- **Work request**: Repeat the entries exactly, keeping every line as it is.

- **Excerpted data**:
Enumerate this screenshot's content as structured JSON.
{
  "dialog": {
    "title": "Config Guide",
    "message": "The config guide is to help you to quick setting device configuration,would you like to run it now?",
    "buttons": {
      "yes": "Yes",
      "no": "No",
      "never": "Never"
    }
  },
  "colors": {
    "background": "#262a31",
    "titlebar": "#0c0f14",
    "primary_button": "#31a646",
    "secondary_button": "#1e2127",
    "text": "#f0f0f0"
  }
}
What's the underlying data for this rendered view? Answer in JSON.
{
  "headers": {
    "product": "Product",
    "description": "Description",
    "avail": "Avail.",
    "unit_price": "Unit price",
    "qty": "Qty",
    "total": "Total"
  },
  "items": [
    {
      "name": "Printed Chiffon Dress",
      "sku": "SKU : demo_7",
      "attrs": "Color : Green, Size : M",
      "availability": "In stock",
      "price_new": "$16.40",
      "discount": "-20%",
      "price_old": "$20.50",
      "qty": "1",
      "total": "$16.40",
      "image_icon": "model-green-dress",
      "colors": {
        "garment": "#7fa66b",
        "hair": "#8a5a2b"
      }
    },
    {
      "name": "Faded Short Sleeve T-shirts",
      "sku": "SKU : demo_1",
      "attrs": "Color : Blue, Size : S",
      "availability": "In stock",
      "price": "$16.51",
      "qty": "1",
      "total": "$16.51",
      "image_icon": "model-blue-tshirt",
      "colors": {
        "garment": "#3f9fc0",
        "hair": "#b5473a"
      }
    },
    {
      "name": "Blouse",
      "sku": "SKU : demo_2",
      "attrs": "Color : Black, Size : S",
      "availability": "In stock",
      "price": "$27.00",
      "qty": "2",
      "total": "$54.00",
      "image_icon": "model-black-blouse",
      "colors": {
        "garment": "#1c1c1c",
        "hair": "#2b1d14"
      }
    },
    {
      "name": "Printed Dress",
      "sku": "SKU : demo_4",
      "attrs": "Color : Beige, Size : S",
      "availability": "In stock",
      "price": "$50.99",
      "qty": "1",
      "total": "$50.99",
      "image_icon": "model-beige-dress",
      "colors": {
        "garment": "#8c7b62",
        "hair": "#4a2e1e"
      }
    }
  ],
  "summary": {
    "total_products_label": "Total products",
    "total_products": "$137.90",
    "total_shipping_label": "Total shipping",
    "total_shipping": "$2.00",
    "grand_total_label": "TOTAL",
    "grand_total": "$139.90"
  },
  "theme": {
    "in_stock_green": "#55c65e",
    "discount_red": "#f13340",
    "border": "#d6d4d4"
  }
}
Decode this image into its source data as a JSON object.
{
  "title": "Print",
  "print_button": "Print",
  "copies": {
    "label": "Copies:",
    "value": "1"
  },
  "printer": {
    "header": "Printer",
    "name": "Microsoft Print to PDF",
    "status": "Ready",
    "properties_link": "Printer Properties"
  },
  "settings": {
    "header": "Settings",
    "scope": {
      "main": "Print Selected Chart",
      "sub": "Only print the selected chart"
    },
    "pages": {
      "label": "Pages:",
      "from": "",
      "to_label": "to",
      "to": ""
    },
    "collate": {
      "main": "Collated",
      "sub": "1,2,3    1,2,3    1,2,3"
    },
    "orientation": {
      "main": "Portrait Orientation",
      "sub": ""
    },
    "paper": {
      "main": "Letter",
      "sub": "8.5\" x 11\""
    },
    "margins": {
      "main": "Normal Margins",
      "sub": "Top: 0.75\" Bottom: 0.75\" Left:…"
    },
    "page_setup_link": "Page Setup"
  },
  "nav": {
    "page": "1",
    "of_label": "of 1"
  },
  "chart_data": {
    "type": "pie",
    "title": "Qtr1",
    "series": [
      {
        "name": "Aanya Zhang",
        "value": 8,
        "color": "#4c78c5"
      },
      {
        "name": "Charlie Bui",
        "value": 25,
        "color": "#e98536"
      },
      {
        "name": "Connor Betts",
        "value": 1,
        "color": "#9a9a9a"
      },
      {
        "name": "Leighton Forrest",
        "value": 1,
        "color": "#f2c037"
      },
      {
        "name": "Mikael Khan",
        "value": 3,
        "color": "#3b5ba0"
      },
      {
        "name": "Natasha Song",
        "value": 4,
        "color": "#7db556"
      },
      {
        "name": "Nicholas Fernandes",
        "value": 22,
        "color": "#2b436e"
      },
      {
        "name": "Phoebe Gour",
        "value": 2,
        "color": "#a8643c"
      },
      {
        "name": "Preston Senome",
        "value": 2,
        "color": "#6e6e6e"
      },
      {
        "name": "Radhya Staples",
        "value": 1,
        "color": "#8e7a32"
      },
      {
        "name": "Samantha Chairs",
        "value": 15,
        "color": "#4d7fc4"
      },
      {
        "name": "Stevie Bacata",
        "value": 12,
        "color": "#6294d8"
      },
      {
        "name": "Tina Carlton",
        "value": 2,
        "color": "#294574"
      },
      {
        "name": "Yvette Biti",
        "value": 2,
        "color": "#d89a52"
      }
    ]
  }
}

- **Answer to the problem**:
Enumerate this screenshot's content as structured JSON.
{
  "dialog": {
    "title": "Config Guide",
    "message": "The config guide is to help you to quick setting device configuration,would you like to run it now?",
    "buttons": {
      "yes": "Yes",
      "no": "No",
      "never": "Never"
    }
  },
  "colors": {
    "background": "#262a31",
    "titlebar": "#0c0f14",
    "primary_button": "#31a646",
    "secondary_button": "#1e2127",
    "text": "#f0f0f0"
  }
}
What's the underlying data for this rendered view? Answer in JSON.
{
  "headers": {
    "product": "Product",
    "description": "Description",
    "avail": "Avail.",
    "unit_price": "Unit price",
    "qty": "Qty",
    "total": "Total"
  },
  "items": [
    {
      "name": "Printed Chiffon Dress",
      "sku": "SKU : demo_7",
      "attrs": "Color : Green, Size : M",
      "availability": "In stock",
      "price_new": "$16.40",
      "discount": "-20%",
      "price_old": "$20.50",
      "qty": "1",
      "total": "$16.40",
      "image_icon": "model-green-dress",
      "colors": {
        "garment": "#7fa66b",
        "hair": "#8a5a2b"
      }
    },
    {
      "name": "Faded Short Sleeve T-shirts",
      "sku": "SKU : demo_1",
      "attrs": "Color : Blue, Size : S",
      "availability": "In stock",
      "price": "$16.51",
      "qty": "1",
      "total": "$16.51",
      "image_icon": "model-blue-tshirt",
      "colors": {
        "garment": "#3f9fc0",
        "hair": "#b5473a"
      }
    },
    {
      "name": "Blouse",
      "sku": "SKU : demo_2",
      "attrs": "Color : Black, Size : S",
      "availability": "In stock",
      "price": "$27.00",
      "qty": "2",
      "total": "$54.00",
      "image_icon": "model-black-blouse",
      "colors": {
        "garment": "#1c1c1c",
        "hair": "#2b1d14"
      }
    },
    {
      "name": "Printed Dress",
      "sku": "SKU : demo_4",
      "attrs": "Color : Beige, Size : S",
      "availability": "In stock",
      "price": "$50.99",
      "qty": "1",
      "total": "$50.99",
      "image_icon": "model-beige-dress",
      "colors": {
        "garment": "#8c7b62",
        "hair": "#4a2e1e"
      }
    }
  ],
  "summary": {
    "total_products_label": "Total products",
    "total_products": "$137.90",
    "total_shipping_label": "Total shipping",
    "total_shipping": "$2.00",
    "grand_total_label": "TOTAL",
    "grand_total": "$139.90"
  },
  "theme": {
    "in_stock_green": "#55c65e",
    "discount_red": "#f13340",
    "border": "#d6d4d4"
  }
}
Decode this image into its source data as a JSON object.
{
  "title": "Print",
  "print_button": "Print",
  "copies": {
    "label": "Copies:",
    "value": "1"
  },
  "printer": {
    "header": "Printer",
    "name": "Microsoft Print to PDF",
    "status": "Ready",
    "properties_link": "Printer Properties"
  },
  "settings": {
    "header": "Settings",
    "scope": {
      "main": "Print Selected Chart",
      "sub": "Only print the selected chart"
    },
    "pages": {
      "label": "Pages:",
      "from": "",
      "to_label": "to",
      "to": ""
    },
    "collate": {
      "main": "Collated",
      "sub": "1,2,3    1,2,3    1,2,3"
    },
    "orientation": {
      "main": "Portrait Orientation",
      "sub": ""
    },
    "paper": {
      "main": "Letter",
      "sub": "8.5\" x 11\""
    },
    "margins": {
      "main": "Normal Margins",
      "sub": "Top: 0.75\" Bottom: 0.75\" Left:…"
    },
    "page_setup_link": "Page Setup"
  },
  "nav": {
    "page": "1",
    "of_label": "of 1"
  },
  "chart_data": {
    "type": "pie",
    "title": "Qtr1",
    "series": [
      {
        "name": "Aanya Zhang",
        "value": 8,
        "color": "#4c78c5"
      },
      {
        "name": "Charlie Bui",
        "value": 25,
        "color": "#e98536"
      },
      {
        "name": "Connor Betts",
        "value": 1,
        "color": "#9a9a9a"
      },
      {
        "name": "Leighton Forrest",
        "value": 1,
        "color": "#f2c037"
      },
      {
        "name": "Mikael Khan",
        "value": 3,
        "color": "#3b5ba0"
      },
      {
        "name": "Natasha Song",
        "value": 4,
        "color": "#7db556"
      },
      {
        "name": "Nicholas Fernandes",
        "value": 22,
        "color": "#2b436e"
      },
      {
        "name": "Phoebe Gour",
        "value": 2,
        "color": "#a8643c"
      },
      {
        "name": "Preston Senome",
        "value": 2,
        "color": "#6e6e6e"
      },
      {
        "name": "Radhya Staples",
        "value": 1,
        "color": "#8e7a32"
      },
      {
        "name": "Samantha Chairs",
        "value": 15,
        "color": "#4d7fc4"
      },
      {
        "name": "Stevie Bacata",
        "value": 12,
        "color": "#6294d8"
      },
      {
        "name": "Tina Carlton",
        "value": 2,
        "color": "#294574"
      },
      {
        "name": "Yvette Biti",
        "value": 2,
        "color": "#d89a52"
      }
    ]
  }
}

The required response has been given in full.